Due to how much you may spend buying oils, it’s obvious you’re going to want them to last as long as possible. On the side of your essential oil bottle you will see a best before date and to ensure your oils stay as fresh as possible it’s also important to look after them properly.
When you’re buying essential oils look at the use by date. Most aromatherapy suppliers aim to give a shelf life of about 18months, but depending on the oil this may be longer or shorter. Don’t think about stocking up on oils such as sweet orange, lemon, grapefruit and other citrus ones, because they naturally have a shorter shelf life, and if you’re not using them a lot you’ll probably end up having to discard them.

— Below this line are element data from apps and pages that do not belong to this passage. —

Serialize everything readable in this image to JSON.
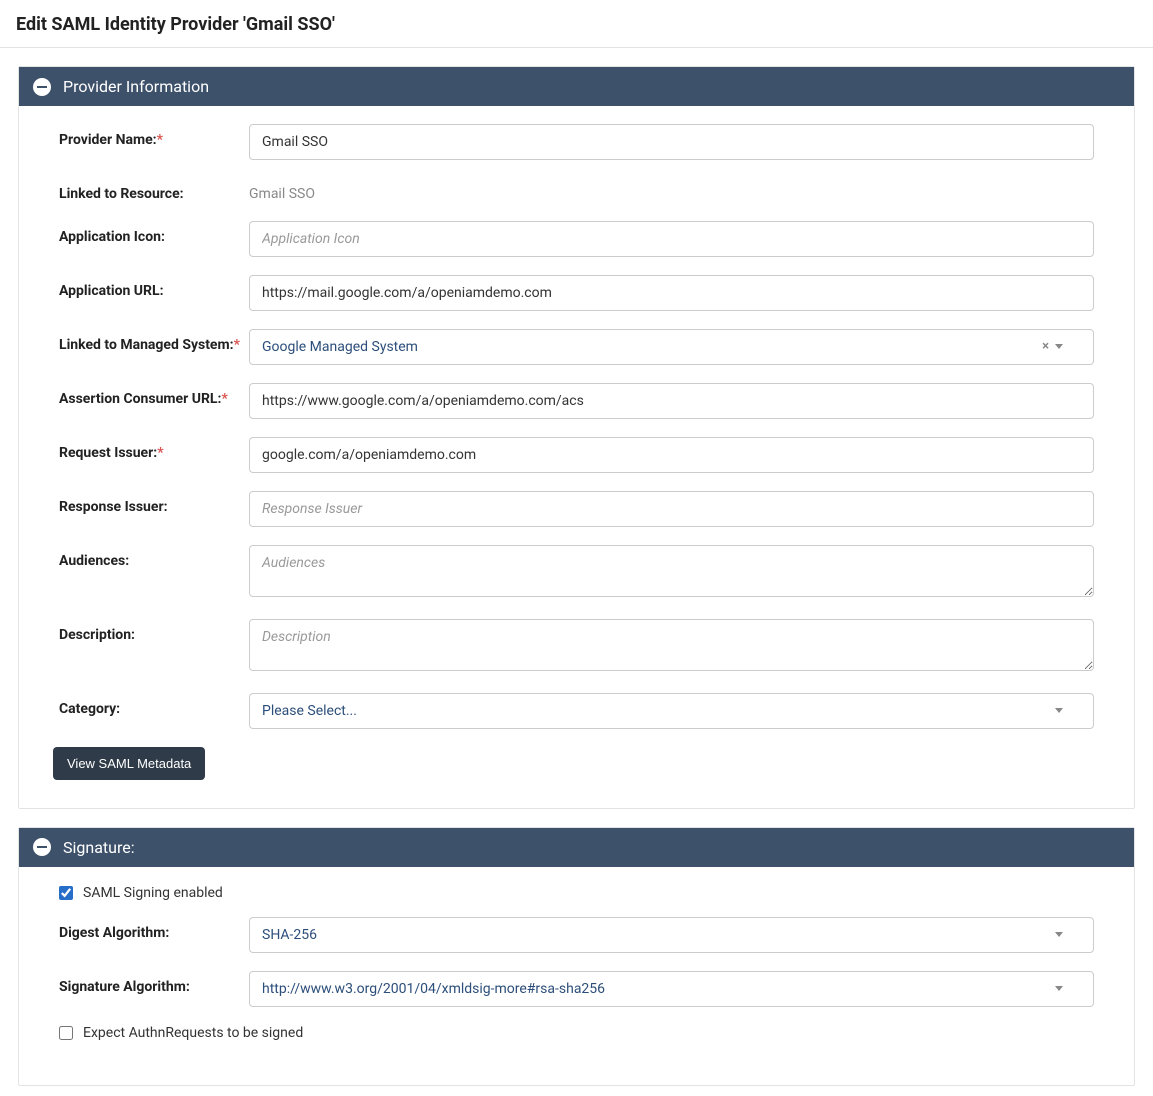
{
  "header": {
    "title": "Edit SAML Identity Provider 'Gmail SSO'"
  },
  "providerInfo": {
    "panel_title": "Provider Information",
    "providerName": {
      "label": "Provider Name:",
      "value": "Gmail SSO",
      "required": true
    },
    "linkedResource": {
      "label": "Linked to Resource:",
      "value": "Gmail SSO"
    },
    "appIcon": {
      "label": "Application Icon:",
      "value": "",
      "placeholder": "Application Icon"
    },
    "appUrl": {
      "label": "Application URL:",
      "value": "https://mail.google.com/a/openiamdemo.com"
    },
    "linkedManaged": {
      "label": "Linked to Managed System:",
      "value": "Google Managed System",
      "required": true
    },
    "acsUrl": {
      "label": "Assertion Consumer URL:",
      "value": "https://www.google.com/a/openiamdemo.com/acs",
      "required": true
    },
    "requestIssuer": {
      "label": "Request Issuer:",
      "value": "google.com/a/openiamdemo.com",
      "required": true
    },
    "responseIssuer": {
      "label": "Response Issuer:",
      "value": "",
      "placeholder": "Response Issuer"
    },
    "audiences": {
      "label": "Audiences:",
      "value": "",
      "placeholder": "Audiences"
    },
    "description": {
      "label": "Description:",
      "value": "",
      "placeholder": "Description"
    },
    "category": {
      "label": "Category:",
      "value": "Please Select..."
    },
    "viewMetadata": "View SAML Metadata"
  },
  "signature": {
    "panel_title": "Signature:",
    "signingEnabled": {
      "label": "SAML Signing enabled",
      "checked": true
    },
    "digestAlg": {
      "label": "Digest Algorithm:",
      "value": "SHA-256"
    },
    "sigAlg": {
      "label": "Signature Algorithm:",
      "value": "http://www.w3.org/2001/04/xmldsig-more#rsa-sha256"
    },
    "expectSigned": {
      "label": "Expect AuthnRequests to be signed",
      "checked": false
    }
  }
}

When you’re not using essential oils, always make sure you put the lids on them. This is the reason why, when I’m carrying out a consultation and you’re smelling a blend, I’ll put the lids back on them until I’m ready to blend your oil. Essential oils react with chemicals in the air, some quicker than others. Citrus oils tend to oxidise quickly, while other oils can take longer so by keeping the lids on as much as possible you’re aiming to reduce the reaction of the oil with the air. Why is this important? When your oils react with the chemicals they can cause skin irritations or reactions.
Another way to help look after your oils is to store them in a cool, dark place out of direct sunlight. Essential oils change their chemical composition when they’re heated, which is why they need to be kept cool. You can refrigerate your oils, but it’s important to remember they can taint the food which is also in the fridge. Some cold essential oils are also difficult to get out of their bottle, so you may want to remove them from a fridge about half an hour before you plan to use them. Essential oils are kept in brown, green or blue glass bottles because the coloured glass stops the sunlight which could add to the warming process.
When you’re using your essential oil don’t remove the dropper. The dropper is designed so you can easily count how many drops you’re adding to a blend. This means you’re less likely to add too much, and you’ll find your essential oil bottle will last longer than if you had removed it.
If you think your essential oil is past its best, do discard of it responsibly. You can add it to a compost bin, or I tend to use it for things that won’t come into contact with the skin – I often use a few drops of an essential oil to add a better smell to my kitchen bin after it’s been emptied. I’m aware over time the essential oil may affect the inner plastic, but it’s something I’m not concerned by!
Louise is an holistic therapist who owns the Therapy Centre, BS14 9HB, a clinic offering a range of holistic and beauty therapies. Louise offers reflexology, aromatherapy, aromatology, holistic massage, Indian head massage, reiki, baby massage and story massage. She is a mum of two boys and when she is not working she enjoys getting outdoors with her family. For further information visit louise-morgan.co.uk or contact her clinic on 01275 217160